Moisture in the system can be caused by condensation from moist air which has entered the system-via charging the system with wet refrigerant or poor grades of refrigerant oils, or from moisture on internal parts and/or leaks.
Internally wet charging hoses/gauges.
A plugged filter-drier will cause excessive pressure drop, resulting in flash gas.
Ice formation or wax restricting the flow of refrigerant may be indicated by a sudden rise in suction pressure after a shutdown, when the system warms up.
- To check while the system is running, use a heat gun to warm the TEV (this will melt the ice), and note the rise in the suction pressure.
- The heat gun will generally not melt the wax, this makes wax difficult to discover.

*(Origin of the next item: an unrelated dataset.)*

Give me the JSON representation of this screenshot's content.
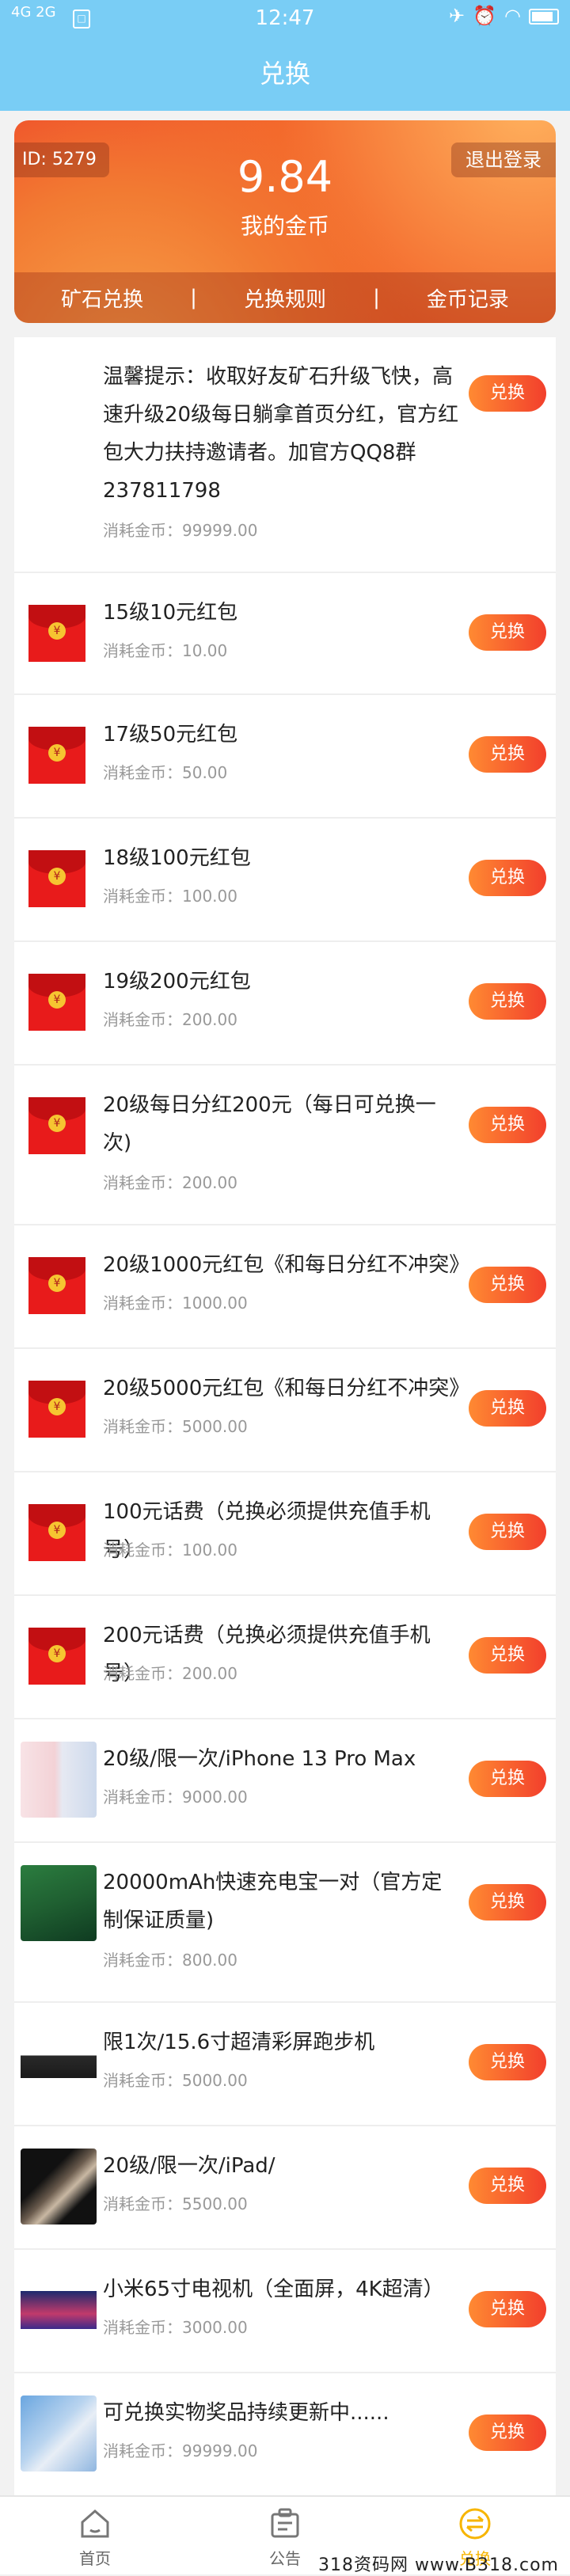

- Waxing can occur in low temperature units operating below -25°F evaporating.
- Waxing will usually liquefy and flow again near OOP or higher.
Moisture can be created from the air. Air with its free oxygen, may oxidize the oil and combine with the liberated hydrogen in the coil to form water.
Moisture can combine with refrigerants to form acids (excessive heat accelerates the acid formation).
- Acids will eat away at everything in contact, and eventually will cause system breakdown.
An effective way of eliminating moisture from a system is to properly dehydrate the system before charging, and to install ALCO liquid and suction line filter-driers
Replace as necessary.
Keep the refrigerant oil container sealed from the atmosphere at all times. Refrigerant oil has an attraction for moisture-if left open to the atmosphere, the oil will absorb the moisture rapidly.
Wax in the system may indicate that the wrong oil is being used. Recover/recycle the refrigerant, evacuate and recharge with clean, dry refrigerant and the proper refrigerant oil.